If Wilson is sitting around waiting for Marleau and captain Joe Thornton – who also has a new three-year contract with a full no-trade clause – to volunteer to be relocated, he better be in a comfortable chair. Marleau has spoken with Thornton and said that both expect to return for the 2014-15 season “as of right now.”
Still, Marleau admitted that some sort of change is necessary after the miserable first round collapse.
Recently, Wilson said that a group of Sharks players told him that the team was like “co-workers and not teammates.” It was the latest in a long line of indictments from team brass that the locker room culture and leadership group need an overhaul.
Marleau said: “I think he’s thinking that you can get more out of each other on the ice if you’re a tight-knit group. I think that’s what he’s trying to get at.”
Was that missing?
“Well, it’s something they’re looking at, obviously, yeah,” he said.
The Sharks’ all-time leading scorer said he didn’t sense a rift in the dressing room between the older and younger players during the season, but considering what happened in the first round loss to the Kings in which they held a 3-0 series lead, maybe the atmosphere isn’t ideal.
“None of this stuff usually comes out of the woodwork until something like this happens,” Marleau said. “Everybody thinks it’s fine and everybody thinks it’s good, and then something like this happens and you’re like, well, maybe it’s not as good as we thought it was.
“I don’t see it as a big thing. Obviously, you want to have a close-knit team. I think there are certain things that we can do as an organization to make that happen, whether it’s going out and having a get-away together, and team bonding. Things like that.”
The spotlight on Marleau and Thornton will only get brighter should they remain in teal at the start of next season.
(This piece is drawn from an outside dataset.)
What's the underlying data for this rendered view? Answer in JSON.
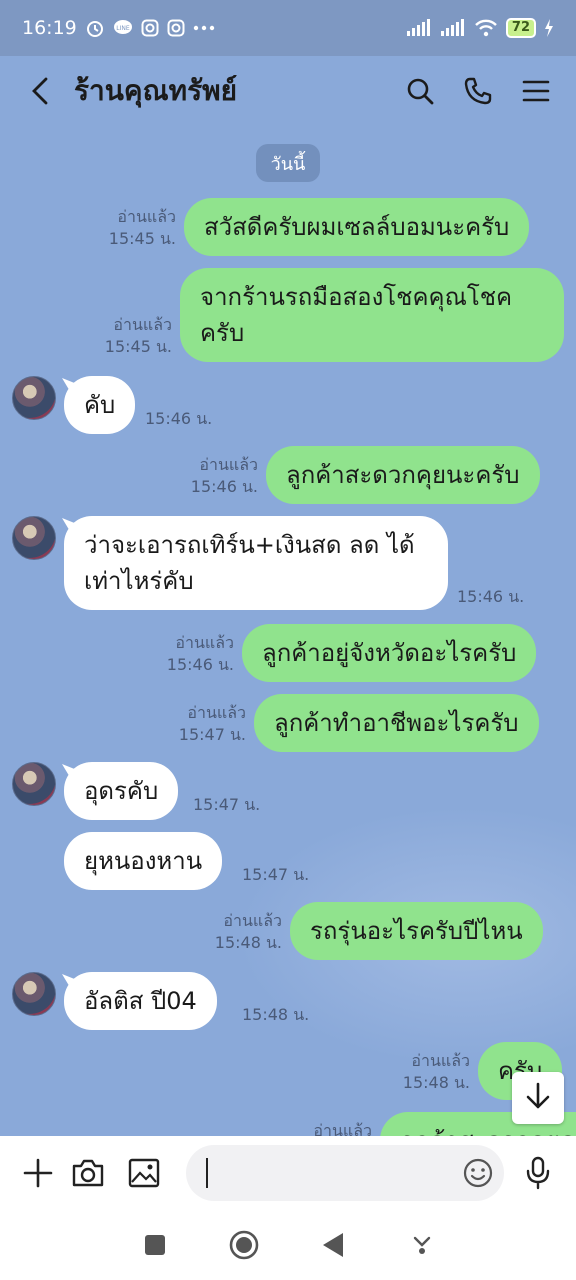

There’s already a strong possibility both will be losing their letters on their sweaters – Thornton as captain, and Marleau as an alternate.
Marleau is already a bit impatient to prove to the hockey world, the Sharks’ loyal fan base, and maybe even his general manager and head coach that he and the team he’s been a part of for so long can take that final step.
“It’s going to suck having to go through all the 82 games to get back into the playoffs, to get to that point to actually do something about it,” he said.